The New York Stock Exchange closed lower on Friday, hurt by some disappointing corporate results and poor metrics, two reminders that the economy is decelerating.
The Dow lost 0.43% to 31,899.29, the Nasdaq lost 1.87% to 11,834.11 and the broader S&P 500 lost 0.93% to 3,961.63.
“The market is digesting the company’s performance this week,” explained Edward Jones’ Angelo Kourkafas.
He added that during the week, “our Netflix and Tesla were not as bad as expected, but we were disappointed on the technology side.”
Snap (-39.08% to $9.96), the parent company of social network Snapchat, just walked off the road, nearly tripling its losses and making bearish comments on advertising.

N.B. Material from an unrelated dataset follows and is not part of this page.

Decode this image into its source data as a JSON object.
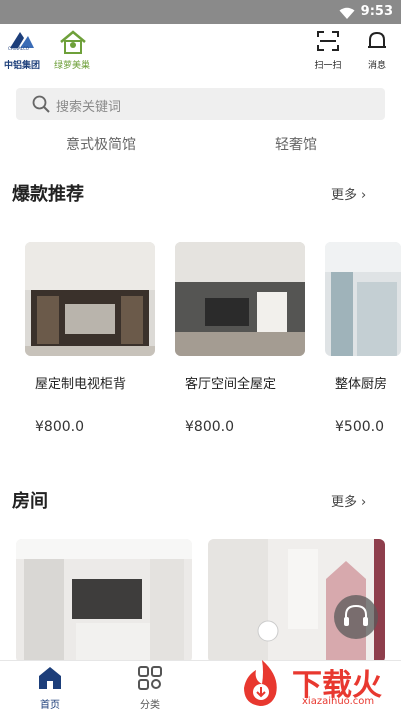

Companies with little ghosts took other social networks from Meta (-7.59%) to Pinterest (-13.51%) through future listing tools on Donald Trump’s Truth Social platform (-3.04%).
In addition, companies that also rely on advertising, such as Alphabet (-5.81%) or digital marketing platform The Trade Desk (-7.30%), were also affected.
Although it also missed analysts’ forecasts, Twitter survived (+0.81% to $39.84). The market tends to retain growth in the number of active users, which is considered encouraging given the background and controversy with Elon Musk.
Angelo Kourkafas said so far, “even if the results are not shocking, they are good enough” to support the indices.
For Nick Reece of Merk Investments, Snap’s results were “a reminder” of the struggles the tech industry faces between rising credit costs, ongoing supply issues and a slowing economy.
As a result, “concerns about next week’s tech performance” from the likes of Amazon, Apple, Microsoft and Meta “put pressure on the market.”
Among a handful of other failures, steelmaker Cleveland-Cliffs (-8.87%) posted a lower-than-expected profit and phone operator Verizon (-6.74%) lowered its target.
Against the backdrop of unfavorable tech and growth stocks, so-called defensive stocks that are less sensitive to the economic situation are favored by investors, be it McDonald’s (+0.21%), Johnson & Johnson (+0.47%) or Procter & Gamble (+1.60%).
Nick Reece said the market was also “weighted by macroeconomic indicators,” primarily a range of PMI activity indices, particularly the U.S. composite index. The latter hit its lowest level since June 2020.
“Recession talk is back,” the analyst explained.
As a result, operators see the U.S. central bank (Fed) pausing its rate hike cycle in December after raising rates by 0.75 percentage point in July, then raising rates twice in September and November by half a percentage point each .
“We are seeing more and more signals that the inflation peak has passed,” Angelo Kourkafas said.
That sentiment explained the sharp contraction in bond yields on Friday, with investors arguing that the Federal Reserve was less aggressive than expected in tightening monetary policy.
The 10-year government bond yield fell to 2.75%, its lowest level in nearly two months, from 2.87% the previous day.
In addition to the results and the outcome of the Federal Reserve meeting, Wall Street next week will follow up with its first estimates of U.S. gross domestic product (GDP), which could show a contraction in the second quarter.
After the initial decline in the first quarter, the decline would technically plunge the U.S. into a recession.
Despite better-than-expected results, toy maker Mattel’s rating fell (-7.12% to $22.45). The doll business is in decline, especially Barbie.
American Express gained traction (up 1.88% to $153.01) after reporting better-than-expected results, helped by a recovery in tourism and business travel. The credit card specialist also raised its full-year growth target.